Political commitment to oral health is growing. The World Health Organization (WHO) published the draft global oral health action plan for public discussion in mid August 2022. In its response, FDI recommits to optimal oral health for all by 2030, spotlights antimicrobial stewardship, Noma, and the leadership role of dentists.
Building on the political commitment to oral health
With an estimated global prevalence of 45%, higher than any other noncommunicable disease, oral diseases threaten the Sustainable Development Agenda and the achievement of "health for all". FDI’s global advocacy efforts to increase oral health literacy and action on oral health in all countries remain critical, especially as we count down to the 10th anniversary of the Sustainable Development Agenda and the 4th United Nations High-Level Meeting on Noncommunicable Diseases in 2025.
Building on the landmark oral health Resolution WHA74.5 and the new Global Strategy on Oral Health A75/10 Add.1,which were approved at the 74th and 75th World Health Assemblies (WHA), respectively. In mid August 2022, WHO published the draft global oral health action plan for public discussion before its submission to the 152nd session of WHO's Executive Board (30 January –7 February 2023). FDI led a consultation with its stakeholders, including members, Council, Committees, Task Teams, partners, and other organizations so that a consolidated response could be submitted.
Spotlighting key topics to strengthen the action plan
The draft action plan aligns with FDI's roadmap – Vision 2030: Delivering Optimal Oral Health for All and other urgent priorities. It builds on the solid foundations of Universal Health Coverage (UHC), primary health care (PHC), integrated people-centred care and the life-course approach. These interlinkages present significant opportunities to address the social and commercial determinants of oral health. FDI commended WHO for the scope and the ambitiousness of the proposed targets to be achieved by 2030.
FDI’s response calls for more concrete leadership roles for dentists and promotes oral care 'integration' rather than 'alignment' with other relevant programmes. FDI also urges governments to prioritize the training and retention of competent dental care teams.
The proposed actions to phase down dental amalgam in line with the Minamata Convention on Mercury are commendable. FDI strongly recommends investing in public health measures to support early detection and prevent oral diseases to reduce the overall demand for restorative materials, including dental amalgam. FDI also recommends research on quality, affordable, safe, accessible, and reliable alternatives.
FDI’s response reaffirms its commitment to the vision to lead the world to optimal oral health.
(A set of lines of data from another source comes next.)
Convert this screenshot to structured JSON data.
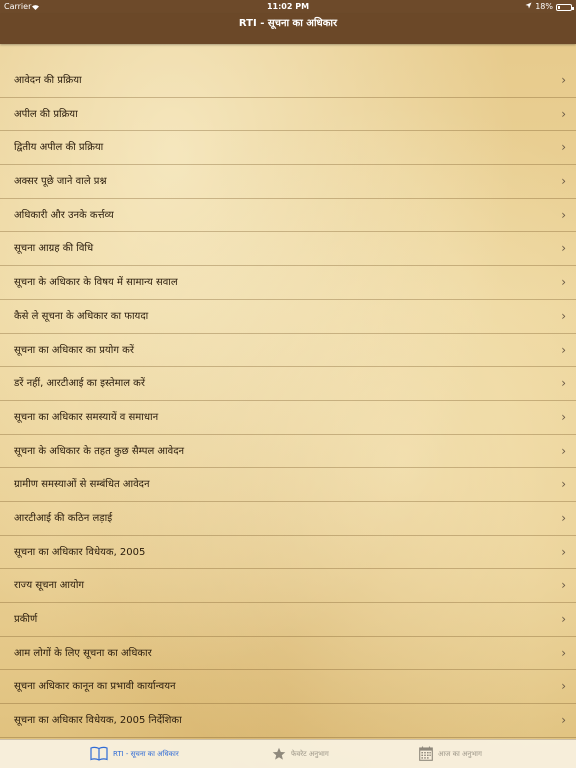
{
  "status": {
    "carrier": "Carrier",
    "time": "11:02 PM",
    "battery_text": "18%",
    "battery_level": 0.18
  },
  "nav": {
    "title": "RTI - सूचना का अधिकार"
  },
  "menu": {
    "items": [
      {
        "label": "आवेदन की प्रक्रिया"
      },
      {
        "label": "अपील की प्रक्रिया"
      },
      {
        "label": "द्वितीय अपील की प्रक्रिया"
      },
      {
        "label": "अक्सर पूछे जाने वाले प्रश्न"
      },
      {
        "label": "अधिकारी और उनके कर्त्तव्य"
      },
      {
        "label": "सूचना आग्रह की विधि"
      },
      {
        "label": "सूचना के अधिकार के विषय में सामान्य सवाल"
      },
      {
        "label": "कैसे ले सूचना के अधिकार का फायदा"
      },
      {
        "label": "सूचना का अधिकार का प्रयोग करें"
      },
      {
        "label": "डरें नहीं, आरटीआई का इस्तेमाल करें"
      },
      {
        "label": "सूचना का अधिकार समस्यायें व समाधान"
      },
      {
        "label": "सूचना के अधिकार के तहत कुछ सैम्पल आवेदन"
      },
      {
        "label": "ग्रामीण समस्याओं से सम्बंधित आवेदन"
      },
      {
        "label": "आरटीआई की कठिन लड़ाई"
      },
      {
        "label": "सूचना का अधिकार विधेयक, 2005"
      },
      {
        "label": "राज्य सूचना आयोग"
      },
      {
        "label": "प्रकीर्ण"
      },
      {
        "label": "आम लोगों के लिए सूचना का अधिकार"
      },
      {
        "label": "सूचना अधिकार कानून का प्रभावी कार्यान्वयन"
      },
      {
        "label": "सूचना का अधिकार विधेयक, 2005 निर्देशिका"
      }
    ]
  },
  "tabs": [
    {
      "label": "RTI - सूचना का अधिकार",
      "icon": "book-icon",
      "active": true
    },
    {
      "label": "फेवरेट अनुभाग",
      "icon": "star-icon",
      "active": false
    },
    {
      "label": "आज का अनुभाग",
      "icon": "calendar-icon",
      "active": false
    }
  ],
  "colors": {
    "nav_background": "#6b4828",
    "active_tab": "#2f6bd6",
    "inactive_tab": "#9a9486"
  }
}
We stand ready to partner with WHO, its Member States and other relevant stakeholders to implement the global oral health action plan (including its monitoring framework and 2030 targets).
Read the full response